Women’s Paris Fashion Report from 1921
This 1920s women’s fashion report is written by Mary Brush Williams for the Ladies Home Journal.
Her name is on every lip and her gowns are on almost every fashionable woman of Paris.
Vionnet ! It’s such a pretty name to say. “I am going to get one of her dresses”, I one day remarked idly.
The french woman to whom I spoke laughed. ” She knows you, does she, and your grandmother? At least you have some special influence? If not, you don’t get into her shop”
I remember Madame Vionnet as the house that didn’t admit buyers, but did not think realize that she excluded potential customers too.” You have lately come into a fortune?” The Frenchwoman displayed the irony which is the gift of her people.
Yes, Vionnet caters only to the rich, but in spite of herself she appears to be setting the mode for this spring.
You can tell one of her creations by its rigid plainness and the skill with which she uses points.
Her skirts look as if a series of handkerchiefs had been caught in the center and sewed somewhere around the latitude of the knees.
That would be all the garnishment you would see on one of her dresses. Straight lines, no trimmings, that’s Vionnet. As for the materials, the crepe de chines seems to have it, falling in soft heavy lines with cashmere’s and homespun’s in the foreground for dress suits and coats.
A good many years have passed since I first heard of Paul Poiret. I used to think it was a perfume, then a color. When I at last found out that that this was the name of a man, and he one of the greatest designers of costumes for women – well, at least I thought I knew what he looked like. By the time I reached Paris, he was the tailor for the French army, having joined as a common soldier.The Rue Saint Honore is perhaps the most historic street in Paris, down which the victims of the Revolution headed for the guillotine. Now blossoming with chic modern clothes and millinery shops. There is one in particular which sells perfume in wonderful little bottles with tiny red sashes, invented by Paul Poiret. The shop is run by the man. Another store is the home of soft cushions, and it too is a Poiret creation. His dress making house has a garden, where people come to dance.A fairyland amid high trees, where women in willowy robes floated with their partners to the strains of music. I cannot keep my eyes of Poiret. A small man enveloped in isolation, an onlooker, like many great artists.He began, it seems as a delivery boy in an umbrella factory. I believe he is going to have huge influence in the coming decade of the 1920s. The designer of the most ethereal of dresses. They say that of all the big designers, he is the true artist. Instead of pinning material on models, he sketches them. His big innovation,fur collars that rise a woman’s shoulders to a graceful arc is divine.

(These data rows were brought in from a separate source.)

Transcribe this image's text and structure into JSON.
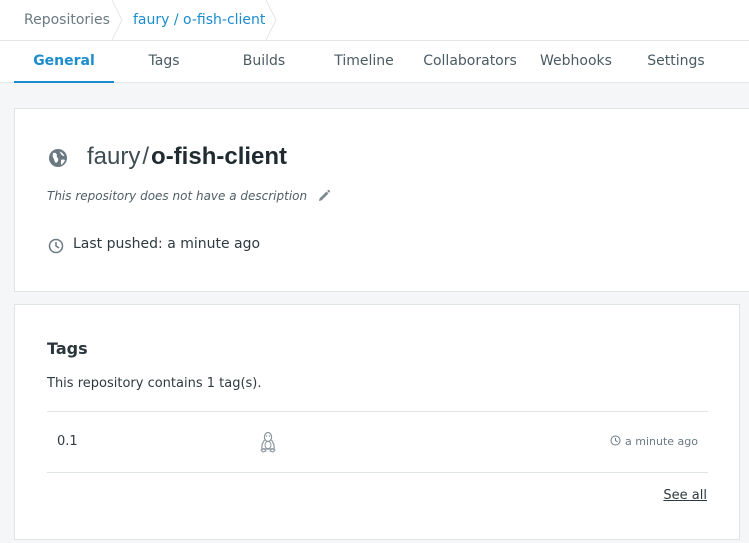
{
  "breadcrumb": {
    "root": "Repositories",
    "current": "faury / o-fish-client"
  },
  "tabs": [
    {
      "label": "General",
      "active": true
    },
    {
      "label": "Tags",
      "active": false
    },
    {
      "label": "Builds",
      "active": false
    },
    {
      "label": "Timeline",
      "active": false
    },
    {
      "label": "Collaborators",
      "active": false
    },
    {
      "label": "Webhooks",
      "active": false
    },
    {
      "label": "Settings",
      "active": false
    }
  ],
  "repo": {
    "namespace": "faury",
    "separator": "/",
    "name": "o-fish-client",
    "description": "This repository does not have a description",
    "last_pushed": "Last pushed: a minute ago",
    "visibility_icon": "globe-icon"
  },
  "tags_section": {
    "title": "Tags",
    "summary": "This repository contains 1 tag(s).",
    "items": [
      {
        "name": "0.1",
        "os_icon": "linux-icon",
        "time": "a minute ago"
      }
    ],
    "see_all": "See all"
  },
  "colors": {
    "accent": "#1b8ccc",
    "background": "#f4f6f7",
    "border": "#dfe4e6"
  }
}
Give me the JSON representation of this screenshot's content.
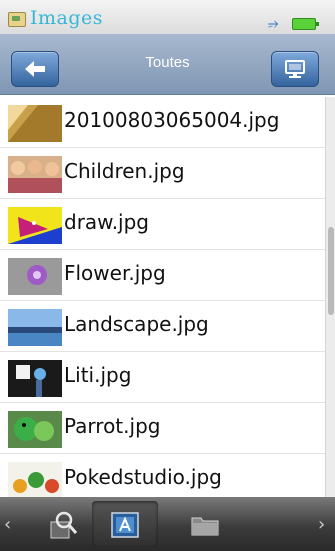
{
  "status_bar": {
    "app_title": "Images",
    "usb_icon": "usb-icon",
    "battery_icon": "battery-icon"
  },
  "navbar": {
    "title": "Toutes",
    "back_icon": "back-arrow-icon",
    "view_icon": "monitor-icon"
  },
  "files": [
    {
      "name": "20100803065004.jpg",
      "thumb": "thumb-1"
    },
    {
      "name": "Children.jpg",
      "thumb": "thumb-2"
    },
    {
      "name": "draw.jpg",
      "thumb": "thumb-3"
    },
    {
      "name": "Flower.jpg",
      "thumb": "thumb-4"
    },
    {
      "name": "Landscape.jpg",
      "thumb": "thumb-5"
    },
    {
      "name": "Liti.jpg",
      "thumb": "thumb-6"
    },
    {
      "name": "Parrot.jpg",
      "thumb": "thumb-7"
    },
    {
      "name": "Pokedstudio.jpg",
      "thumb": "thumb-8"
    }
  ],
  "toolbar": {
    "icons": [
      "search-icon",
      "alphabet-sort-icon",
      "folder-icon"
    ],
    "selected": "alphabet-sort-icon"
  },
  "colors": {
    "title": "#35b7d8",
    "nav_button": "#35649e",
    "battery": "#5ad03a"
  }
}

All the designers bow to the great fabric manufacturing plant of Rodiers. A family company, they design their looms as well. When I asked one of them where they got their designs, she replied “Ah Madame ” a sunbeam slants across a mountain and there is the light and the shadow, and the tint of the new morning !”
In Paris, these masters of art in turn receive visits four times a year from the dictators of fashion design. They wend their way to Rodiers as pilgrims to a shrine. Madame Jeanne Paquin roles up in a limo, the Tawney haired Coco Chanel comes down to keep her appointment.Monsieur Worth sends in his card and waits his turn. For on fabrics, their fate all depends.
copyright Glamourdaze 2012